• Work item:
Your response must be made up of each line in the data below that contains the string "JSON".

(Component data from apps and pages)
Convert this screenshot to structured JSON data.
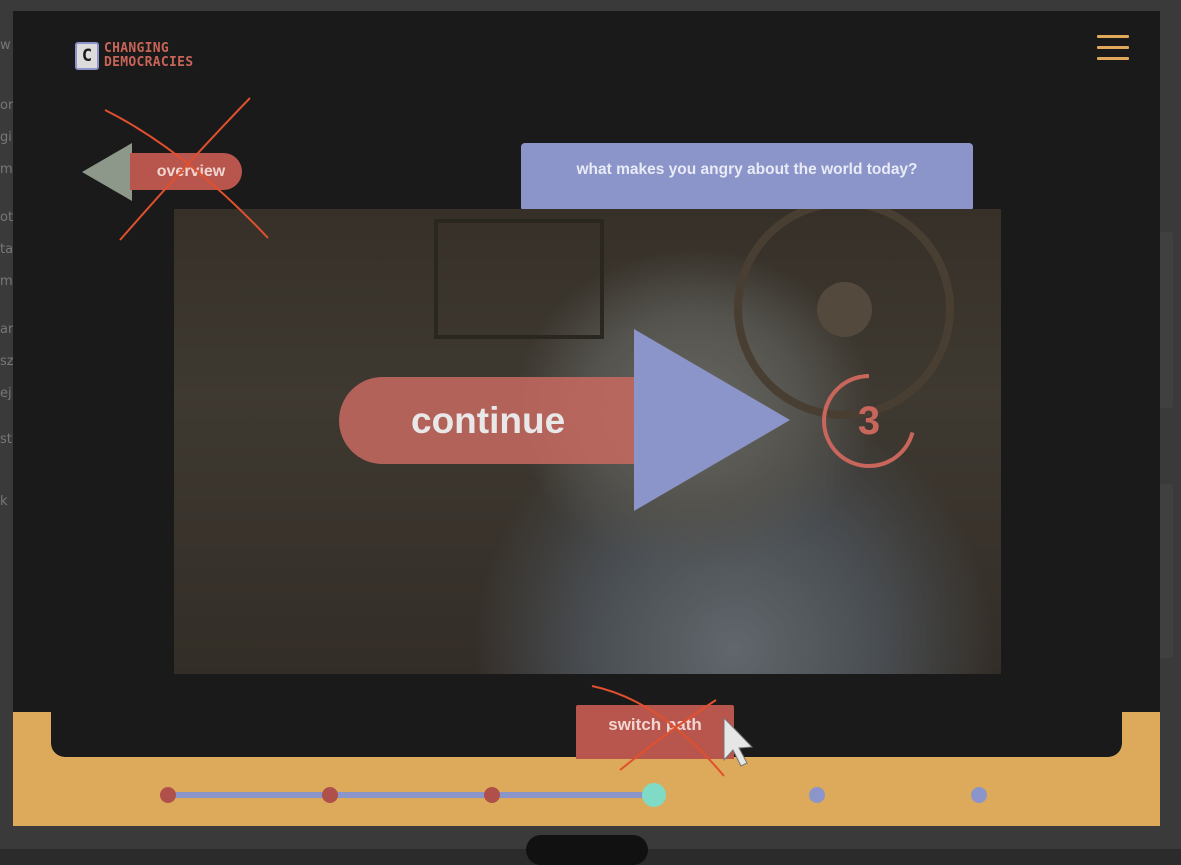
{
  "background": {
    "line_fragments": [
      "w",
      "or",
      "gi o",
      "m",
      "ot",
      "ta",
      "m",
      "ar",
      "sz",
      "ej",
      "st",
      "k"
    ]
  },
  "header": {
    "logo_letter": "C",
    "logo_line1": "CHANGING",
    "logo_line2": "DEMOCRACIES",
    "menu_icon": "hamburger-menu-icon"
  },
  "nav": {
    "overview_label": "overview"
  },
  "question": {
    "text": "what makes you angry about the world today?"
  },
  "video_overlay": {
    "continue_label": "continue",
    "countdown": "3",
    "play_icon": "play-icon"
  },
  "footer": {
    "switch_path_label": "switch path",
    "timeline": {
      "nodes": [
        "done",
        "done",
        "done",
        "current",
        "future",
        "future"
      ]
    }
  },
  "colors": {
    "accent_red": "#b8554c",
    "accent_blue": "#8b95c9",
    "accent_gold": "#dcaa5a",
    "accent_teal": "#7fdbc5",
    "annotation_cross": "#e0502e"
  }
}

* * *

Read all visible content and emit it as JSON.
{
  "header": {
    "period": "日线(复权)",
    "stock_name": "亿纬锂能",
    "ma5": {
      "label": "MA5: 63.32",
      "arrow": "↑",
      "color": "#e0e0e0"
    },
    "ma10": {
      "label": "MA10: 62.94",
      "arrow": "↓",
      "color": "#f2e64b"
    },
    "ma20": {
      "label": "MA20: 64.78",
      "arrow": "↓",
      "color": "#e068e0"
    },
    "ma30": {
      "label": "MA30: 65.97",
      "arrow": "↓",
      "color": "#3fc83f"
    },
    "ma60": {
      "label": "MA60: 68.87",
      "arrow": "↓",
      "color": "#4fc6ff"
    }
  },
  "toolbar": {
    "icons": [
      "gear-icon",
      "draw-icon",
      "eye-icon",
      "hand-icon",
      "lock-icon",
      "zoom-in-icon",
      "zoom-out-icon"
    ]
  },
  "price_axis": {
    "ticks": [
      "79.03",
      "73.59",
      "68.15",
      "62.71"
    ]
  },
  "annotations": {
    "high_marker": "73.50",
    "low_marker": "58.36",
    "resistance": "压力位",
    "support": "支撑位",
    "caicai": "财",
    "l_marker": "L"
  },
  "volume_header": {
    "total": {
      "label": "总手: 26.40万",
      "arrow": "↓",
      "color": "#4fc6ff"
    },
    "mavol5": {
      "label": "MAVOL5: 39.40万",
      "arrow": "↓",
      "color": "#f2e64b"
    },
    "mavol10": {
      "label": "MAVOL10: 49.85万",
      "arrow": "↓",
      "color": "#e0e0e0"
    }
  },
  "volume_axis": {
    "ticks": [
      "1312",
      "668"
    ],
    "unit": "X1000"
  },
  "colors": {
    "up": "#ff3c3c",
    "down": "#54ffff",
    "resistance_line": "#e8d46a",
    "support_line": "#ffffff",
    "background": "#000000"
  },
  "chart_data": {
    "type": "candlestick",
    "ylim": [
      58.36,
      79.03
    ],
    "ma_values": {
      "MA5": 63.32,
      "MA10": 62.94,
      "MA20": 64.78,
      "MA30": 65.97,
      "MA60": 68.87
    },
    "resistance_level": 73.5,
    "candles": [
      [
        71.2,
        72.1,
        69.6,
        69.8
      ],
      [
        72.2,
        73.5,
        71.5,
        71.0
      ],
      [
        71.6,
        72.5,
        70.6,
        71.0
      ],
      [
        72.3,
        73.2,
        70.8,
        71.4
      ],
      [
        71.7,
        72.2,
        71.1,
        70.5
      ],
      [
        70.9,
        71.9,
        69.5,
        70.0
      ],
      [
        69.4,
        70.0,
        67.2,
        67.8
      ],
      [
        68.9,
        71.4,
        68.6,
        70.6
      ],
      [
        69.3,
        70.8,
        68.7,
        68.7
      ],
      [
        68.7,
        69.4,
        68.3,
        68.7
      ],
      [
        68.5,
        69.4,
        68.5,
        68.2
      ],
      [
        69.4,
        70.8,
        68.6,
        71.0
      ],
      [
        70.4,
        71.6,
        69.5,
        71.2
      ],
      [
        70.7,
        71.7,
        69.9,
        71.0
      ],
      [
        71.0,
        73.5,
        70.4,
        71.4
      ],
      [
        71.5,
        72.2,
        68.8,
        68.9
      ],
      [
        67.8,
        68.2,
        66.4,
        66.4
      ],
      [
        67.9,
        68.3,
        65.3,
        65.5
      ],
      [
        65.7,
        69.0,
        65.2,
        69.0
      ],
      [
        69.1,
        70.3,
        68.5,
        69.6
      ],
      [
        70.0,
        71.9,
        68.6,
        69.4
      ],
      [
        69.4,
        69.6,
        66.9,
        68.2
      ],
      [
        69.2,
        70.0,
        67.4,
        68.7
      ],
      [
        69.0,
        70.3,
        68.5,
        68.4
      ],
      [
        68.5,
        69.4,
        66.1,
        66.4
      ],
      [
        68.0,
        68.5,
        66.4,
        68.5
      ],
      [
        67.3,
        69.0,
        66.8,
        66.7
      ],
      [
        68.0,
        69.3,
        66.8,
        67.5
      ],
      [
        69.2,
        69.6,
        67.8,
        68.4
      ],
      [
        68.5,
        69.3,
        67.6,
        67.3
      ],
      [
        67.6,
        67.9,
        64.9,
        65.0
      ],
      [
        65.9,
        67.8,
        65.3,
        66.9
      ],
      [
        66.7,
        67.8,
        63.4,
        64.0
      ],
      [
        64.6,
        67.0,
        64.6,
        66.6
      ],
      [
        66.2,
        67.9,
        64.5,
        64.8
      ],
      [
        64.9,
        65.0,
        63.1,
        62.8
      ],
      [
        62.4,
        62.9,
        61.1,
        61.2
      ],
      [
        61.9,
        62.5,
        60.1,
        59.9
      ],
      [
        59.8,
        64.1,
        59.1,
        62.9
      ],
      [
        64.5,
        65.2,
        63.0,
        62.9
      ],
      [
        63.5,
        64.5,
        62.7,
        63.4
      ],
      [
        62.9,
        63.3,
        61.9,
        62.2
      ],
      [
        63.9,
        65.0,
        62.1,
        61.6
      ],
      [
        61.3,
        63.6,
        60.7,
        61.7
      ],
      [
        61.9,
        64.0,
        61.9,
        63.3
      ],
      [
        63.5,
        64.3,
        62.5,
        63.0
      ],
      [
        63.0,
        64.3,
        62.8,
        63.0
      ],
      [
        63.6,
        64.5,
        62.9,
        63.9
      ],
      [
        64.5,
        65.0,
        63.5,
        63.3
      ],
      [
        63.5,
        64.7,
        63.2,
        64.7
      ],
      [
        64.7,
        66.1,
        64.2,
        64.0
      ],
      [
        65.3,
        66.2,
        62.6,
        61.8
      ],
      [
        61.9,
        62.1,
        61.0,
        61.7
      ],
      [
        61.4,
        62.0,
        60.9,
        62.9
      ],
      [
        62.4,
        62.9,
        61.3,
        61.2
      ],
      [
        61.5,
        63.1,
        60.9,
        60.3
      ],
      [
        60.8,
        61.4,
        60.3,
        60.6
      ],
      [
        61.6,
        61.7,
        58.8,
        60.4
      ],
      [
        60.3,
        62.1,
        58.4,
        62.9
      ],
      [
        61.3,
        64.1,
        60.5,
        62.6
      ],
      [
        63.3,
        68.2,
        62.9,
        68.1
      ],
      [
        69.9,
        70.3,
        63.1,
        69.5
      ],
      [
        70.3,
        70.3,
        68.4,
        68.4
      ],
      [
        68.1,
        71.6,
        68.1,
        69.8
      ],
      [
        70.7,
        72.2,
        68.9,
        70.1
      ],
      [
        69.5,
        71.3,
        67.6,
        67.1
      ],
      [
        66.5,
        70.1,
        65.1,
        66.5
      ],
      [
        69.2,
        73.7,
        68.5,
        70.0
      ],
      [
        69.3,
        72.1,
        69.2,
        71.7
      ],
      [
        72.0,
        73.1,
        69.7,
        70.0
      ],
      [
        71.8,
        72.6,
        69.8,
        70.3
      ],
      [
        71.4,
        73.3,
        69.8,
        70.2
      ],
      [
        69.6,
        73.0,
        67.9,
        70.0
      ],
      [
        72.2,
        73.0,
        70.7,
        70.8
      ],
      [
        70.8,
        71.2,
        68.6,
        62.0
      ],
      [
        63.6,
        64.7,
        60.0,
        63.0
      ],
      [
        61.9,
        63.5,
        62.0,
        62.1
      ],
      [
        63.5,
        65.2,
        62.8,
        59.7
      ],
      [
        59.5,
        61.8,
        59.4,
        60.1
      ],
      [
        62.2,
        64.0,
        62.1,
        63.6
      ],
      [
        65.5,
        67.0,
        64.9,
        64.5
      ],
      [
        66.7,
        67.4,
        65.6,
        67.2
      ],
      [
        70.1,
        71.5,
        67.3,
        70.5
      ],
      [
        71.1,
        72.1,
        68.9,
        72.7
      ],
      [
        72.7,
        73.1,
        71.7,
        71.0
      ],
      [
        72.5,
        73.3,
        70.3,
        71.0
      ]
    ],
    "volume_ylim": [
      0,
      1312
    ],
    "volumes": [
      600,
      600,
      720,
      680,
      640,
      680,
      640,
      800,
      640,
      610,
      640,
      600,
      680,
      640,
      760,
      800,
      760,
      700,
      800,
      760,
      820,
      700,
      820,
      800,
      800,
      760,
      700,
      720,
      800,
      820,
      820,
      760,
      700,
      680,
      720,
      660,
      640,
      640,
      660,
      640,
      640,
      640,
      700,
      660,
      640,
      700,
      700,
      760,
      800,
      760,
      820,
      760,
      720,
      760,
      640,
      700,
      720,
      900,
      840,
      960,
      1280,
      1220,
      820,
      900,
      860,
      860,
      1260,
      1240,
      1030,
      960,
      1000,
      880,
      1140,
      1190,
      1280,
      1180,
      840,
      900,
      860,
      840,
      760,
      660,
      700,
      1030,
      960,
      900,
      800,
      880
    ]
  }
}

• Task response:
Convert this screenshot to structured JSON data.
Read all visible content and emit it as JSON.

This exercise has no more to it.